Take the 2-minute tour ×
Stack Overflow is a question and answer site for professional and enthusiast programmers. It's 100% free.

I have some HTML DIV elements that contain a narrative style of form. For instance:

<div class="narrative">
    My name is <input type="text"> and I am <input type="text"> years old.

Is there a way to detect with CSS if there is plain text before the first <input> element so I can add a left margin? If not, suggestions for ways to do this without having to class that first input or wrap the plain text in a span?

It won't always be preceded by plain text:

<div class="narrative">
    <input type="text"> is <input type="text"> years old.
share|improve this question
CSS applies styles to HTML. It can't "detect" anything. –  Diodeus Mar 2 '12 at 20:02
Even if CSS could detect text nodes, there wouldn't be a difference between your two snippets because the whitespace in your second snippet constitutes a plain text node. Then again, I'm just being a nitpick. –  BoltClock Mar 2 '12 at 20:03
@Diodeus - I understand that. My question is semantically incorrect. –  Brandon Durham Mar 2 '12 at 21:53

3 Answers 3

up vote 3 down vote accepted

CSS can only select elements, not individual text nodes within elements. This is something you’d have to do through DOM scripting and CSS.

share|improve this answer
I don't really have access to JS in this specific use case, so it's got to be a CSS-only fix. To me that means I may need to wrap plain text in span tags. –  Brandon Durham Mar 2 '12 at 21:51
Ah. In that case, yes, you’ll have to wrap the text nodes in span or some other semanticless inline element. In this case span is probably your best bet. Best of luck! I do not envy you your markup task. –  Eric A. Meyer Mar 7 '12 at 18:25

CSS is (ideally, clearly not respected in all cases) for presentational purposes only. What you need to add a margin on your input element is JavaScript.

share|improve this answer

Unfortunately there's not a CSS way to determine if the input is preceded by text. You can use the first-child pseudo class to target the first input of each narrative block:

.narrative input:first-child {
   margin-left: 20px;   

Here's an example.

share|improve this answer
Unfortunately that's not going to work in the case of my second example above.

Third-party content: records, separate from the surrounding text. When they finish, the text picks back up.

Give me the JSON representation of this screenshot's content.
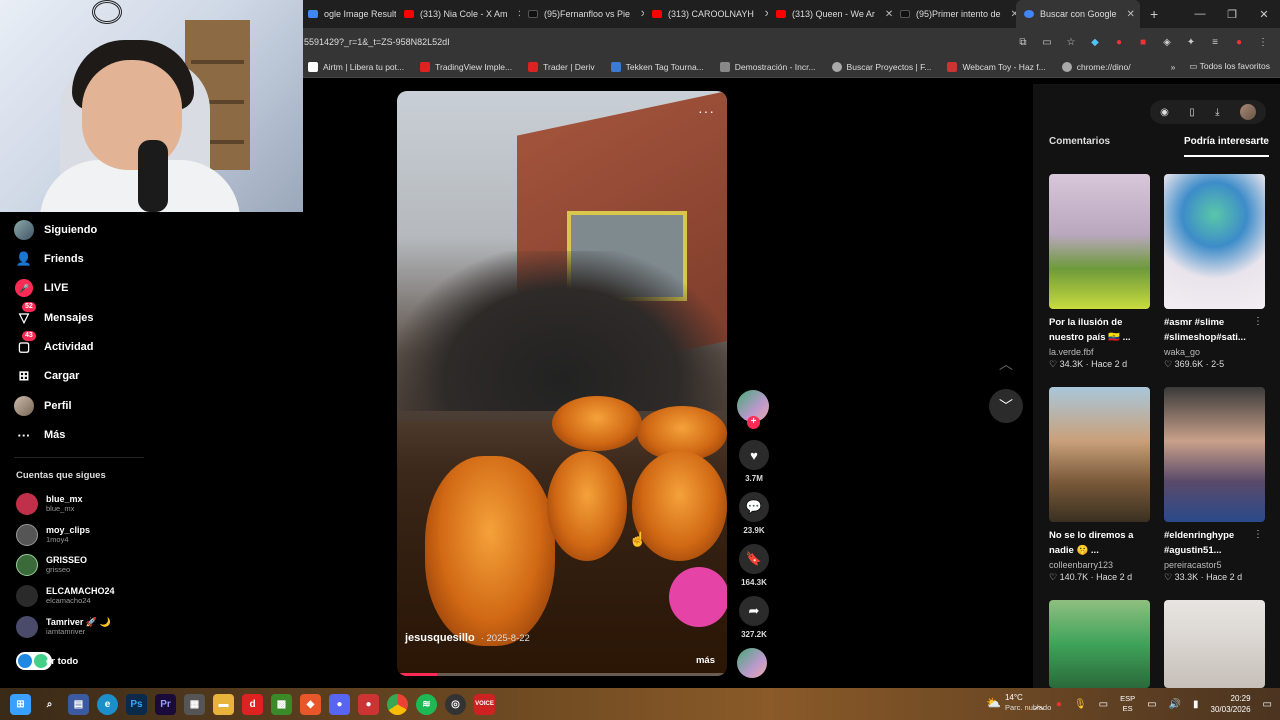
{
  "browser": {
    "tabs": [
      {
        "label": "ogle Image Result",
        "color": "#4285f4"
      },
      {
        "label": "(313) Nia Cole - X Am",
        "color": "#ff0000"
      },
      {
        "label": "(95)Fernanfloo vs Pie",
        "color": "#111111"
      },
      {
        "label": "(313) CAROOLNAYH",
        "color": "#ff0000"
      },
      {
        "label": "(313) Queen - We Ar",
        "color": "#ff0000"
      },
      {
        "label": "(95)Primer intento de",
        "color": "#111111"
      },
      {
        "label": "Buscar con Google",
        "color": "#4285f4"
      }
    ],
    "url": "5591429?_r=1&_t=ZS-958N82L52dI",
    "bookmarks": [
      {
        "label": "Airtm | Libera tu pot...",
        "color": "#ffffff"
      },
      {
        "label": "TradingView Imple...",
        "color": "#d22"
      },
      {
        "label": "Trader | Deriv",
        "color": "#d22"
      },
      {
        "label": "Tekken Tag Tourna...",
        "color": "#3b7bd6"
      },
      {
        "label": "Demostración - Incr...",
        "color": "#888"
      },
      {
        "label": "Buscar Proyectos | F...",
        "color": "#aaa"
      },
      {
        "label": "Webcam Toy - Haz f...",
        "color": "#c33"
      },
      {
        "label": "chrome://dino/",
        "color": "#aaa"
      }
    ],
    "all_bookmarks": "Todos los favoritos"
  },
  "nav": {
    "items": [
      {
        "label": "Siguiendo",
        "icon": "following-avatar-icon"
      },
      {
        "label": "Friends",
        "icon": "friends-icon"
      },
      {
        "label": "LIVE",
        "icon": "live-icon"
      },
      {
        "label": "Mensajes",
        "icon": "messages-icon",
        "badge": "52"
      },
      {
        "label": "Actividad",
        "icon": "activity-icon",
        "badge": "43"
      },
      {
        "label": "Cargar",
        "icon": "upload-icon"
      },
      {
        "label": "Perfil",
        "icon": "profile-avatar-icon"
      },
      {
        "label": "Más",
        "icon": "more-icon"
      }
    ],
    "following_title": "Cuentas que sigues",
    "accounts": [
      {
        "name": "blue_mx",
        "handle": "blue_mx",
        "color": "#c0304a"
      },
      {
        "name": "moy_clips",
        "handle": "1moy4",
        "color": "#555"
      },
      {
        "name": "GRISSEO",
        "handle": "grisseo",
        "color": "#3a6a3a"
      },
      {
        "name": "ELCAMACHO24",
        "handle": "elcamacho24",
        "color": "#2a2a2a"
      },
      {
        "name": "Tamriver 🚀 🌙",
        "handle": "iamtamriver",
        "color": "#4a4a6a"
      }
    ],
    "see_all": "er todo"
  },
  "video": {
    "author": "jesusquesillo",
    "date": "· 2025-8-22",
    "more": "más",
    "progress_fraction": 0.12
  },
  "actions": {
    "likes": "3.7M",
    "comments": "23.9K",
    "saves": "164.3K",
    "shares": "327.2K"
  },
  "panel": {
    "tabs": [
      "Comentarios",
      "Podría interesarte"
    ],
    "cards": [
      {
        "title": "Por la ilusión de nuestro país 🇪🇨 ...",
        "user": "la.verde.fbf",
        "meta": "♡ 34.3K · Hace 2 d",
        "bg": "linear-gradient(180deg,#d7c7d9 0%,#b9a7be 45%,#6d9a3a 70%,#c9db3f 100%)"
      },
      {
        "title": "#asmr #slime #slimeshop#sati...",
        "user": "waka_go",
        "meta": "♡ 369.6K · 2-5",
        "bg": "radial-gradient(circle at 50% 30%,#5ac7a9 0%,#3d8cc9 30%,#e9e4ec 60%,#f3eef3 100%)"
      },
      {
        "title": "No se lo diremos a nadie 🤫 ...",
        "user": "colleenbarry123",
        "meta": "♡ 140.7K · Hace 2 d",
        "bg": "linear-gradient(180deg,#a9c7da 0%,#c9a07a 40%,#7a5a3a 70%,#3a3020 100%)"
      },
      {
        "title": "#eldenringhype #agustin51...",
        "user": "pereiracastor5",
        "meta": "♡ 33.3K · Hace 2 d",
        "bg": "linear-gradient(180deg,#3a3a3a 0%,#c9a08a 40%,#5a4a6a 70%,#2a4a8a 100%)"
      },
      {
        "title": "",
        "user": "",
        "meta": "",
        "bg": "linear-gradient(180deg,#8fbf7f 0%,#3fa35a 50%,#2a6a3a 100%)"
      },
      {
        "title": "",
        "user": "",
        "meta": "",
        "bg": "linear-gradient(180deg,#e8e5e2 0%,#d9d4cf 50%,#c7c0b9 100%)"
      }
    ]
  },
  "taskbar": {
    "weather_temp": "14°C",
    "weather_desc": "Parc. nublado",
    "lang1": "ESP",
    "lang2": "ES",
    "time": "20:29",
    "date": "30/03/2026"
  }
}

It would add a margin to the input when there is no preceding text, throwing it out of line. –  Brandon Durham Mar 2 '12 at 21:50

Your Answer


By posting your answer, you agree to the privacy policy and terms of service.

Not the answer you're looking for? Browse other questions tagged or ask your own question.